Component data from apps and pages
Segment Open

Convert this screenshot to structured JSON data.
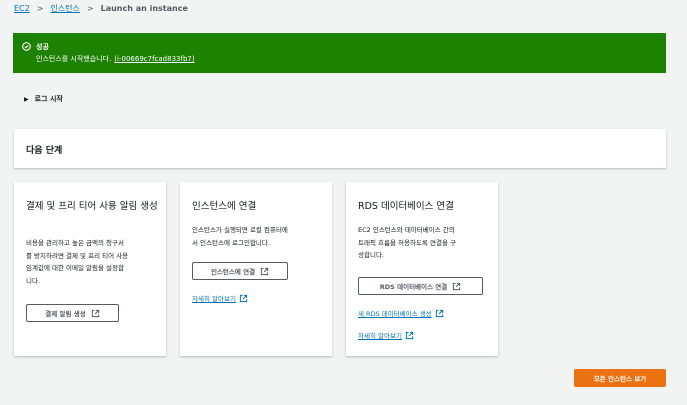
{
  "breadcrumb": {
    "items": [
      "EC2",
      "인스턴스"
    ],
    "current": "Launch an instance"
  },
  "flash": {
    "title": "성공",
    "message": "인스턴스를 시작했습니다.",
    "instance_link": "(i-00669c7fcad833fb7)"
  },
  "log_toggle": "로그 시작",
  "next_steps": {
    "title": "다음 단계"
  },
  "cards": [
    {
      "title": "결제 및 프리 티어 사용 알림 생성",
      "desc_lines": [
        "비용을 관리하고 높은 금액의 청구서",
        "를 방지하려면 결제 및 프리 티어 사용",
        "임계값에 대한 이메일 알림을 설정합",
        "니다."
      ],
      "button": "결제 알림 생성"
    },
    {
      "title": "인스턴스에 연결",
      "desc_lines": [
        "인스턴스가 실행되면 로컬 컴퓨터에",
        "서 인스턴스에 로그인합니다."
      ],
      "button": "인스턴스에 연결",
      "link": "자세히 알아보기"
    },
    {
      "title": "RDS 데이터베이스 연결",
      "desc_lines": [
        "EC2 인스턴스와 데이터베이스 간의",
        "트래픽 흐름을 허용하도록 연결을 구",
        "성합니다."
      ],
      "button": "RDS 데이터베이스 연결",
      "link1": "새 RDS 데이터베이스 생성",
      "link2": "자세히 알아보기"
    }
  ],
  "view_all_button": "모든 인스턴스 보기",
  "colors": {
    "success": "#1d8102",
    "primary": "#ec7211",
    "link": "#0073bb",
    "background": "#f2f3f3"
  }
}
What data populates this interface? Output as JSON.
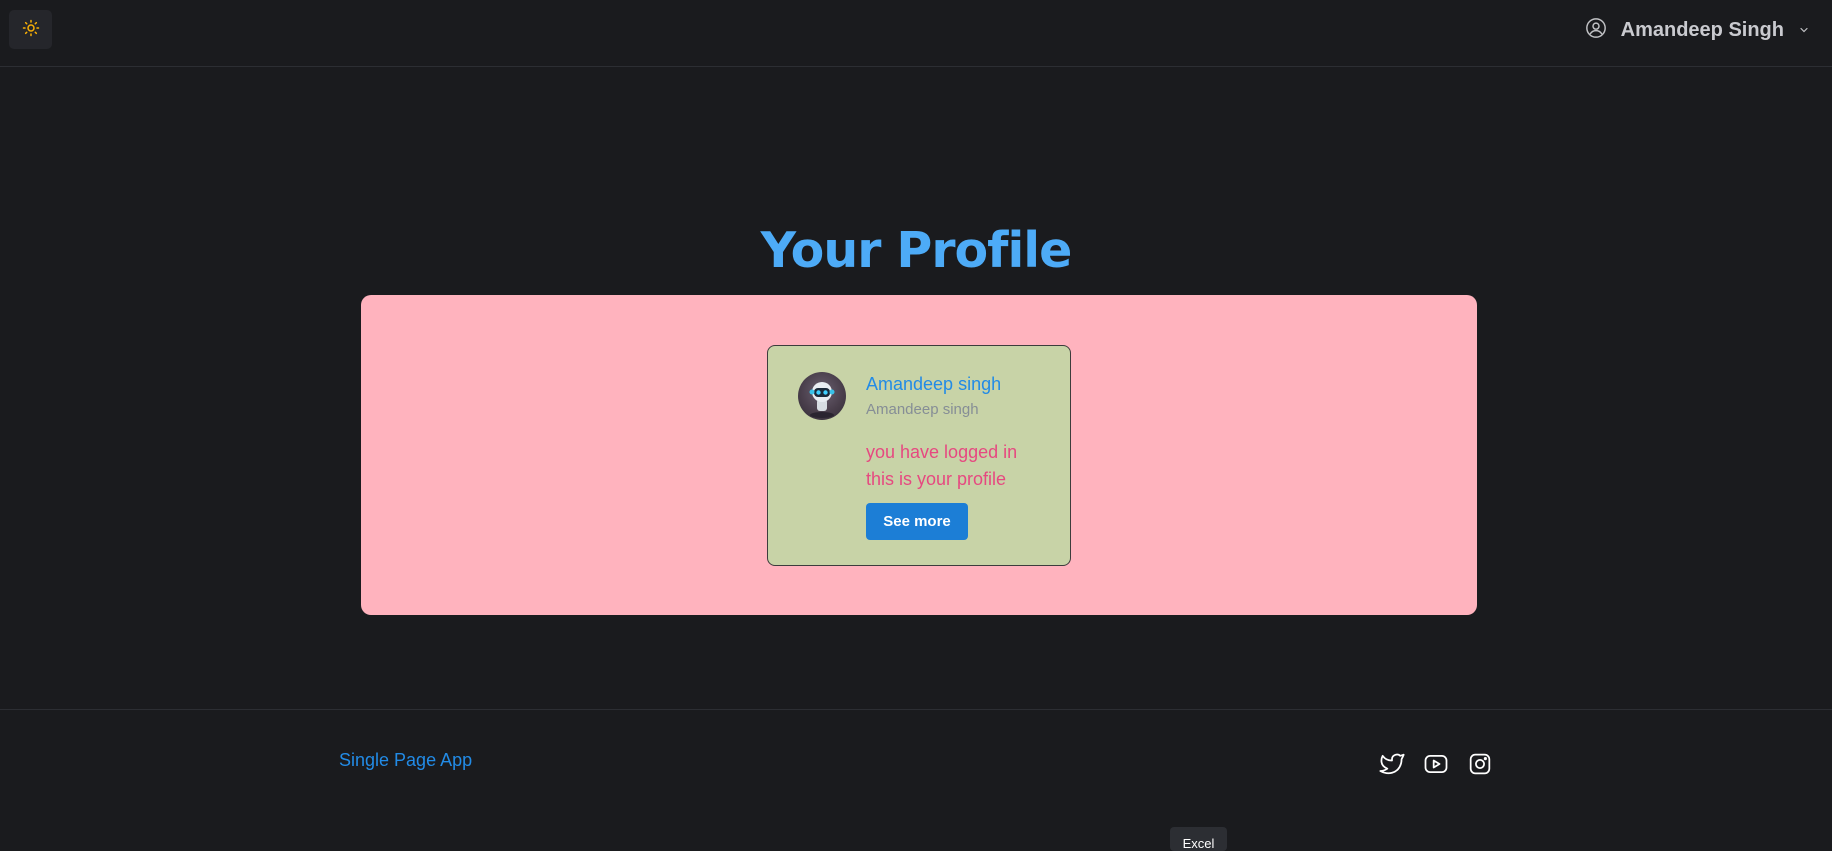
{
  "header": {
    "theme_toggle_icon": "sun-icon",
    "user": {
      "name": "Amandeep Singh",
      "icon": "user-circle-icon",
      "dropdown_icon": "chevron-down-icon"
    }
  },
  "main": {
    "title": "Your Profile",
    "card": {
      "name": "Amandeep singh",
      "username": "Amandeep singh",
      "message": "you have logged in this is your profile",
      "button_label": "See more"
    }
  },
  "footer": {
    "brand": "Single Page App",
    "social_icons": [
      "twitter-icon",
      "youtube-icon",
      "instagram-icon"
    ]
  },
  "tooltip": {
    "text": "Excel"
  },
  "colors": {
    "background": "#1a1b1e",
    "accent": "#4dabf7",
    "link": "#228be6",
    "panel": "#ffb3be",
    "card": "#c8d3a7",
    "message": "#e64980",
    "button": "#1c7ed6",
    "sun": "#fab005"
  }
}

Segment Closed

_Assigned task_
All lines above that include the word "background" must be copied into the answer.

_Result of the exercise_
    "background": "#f2f3f3"
    "background": "#1a1b1e",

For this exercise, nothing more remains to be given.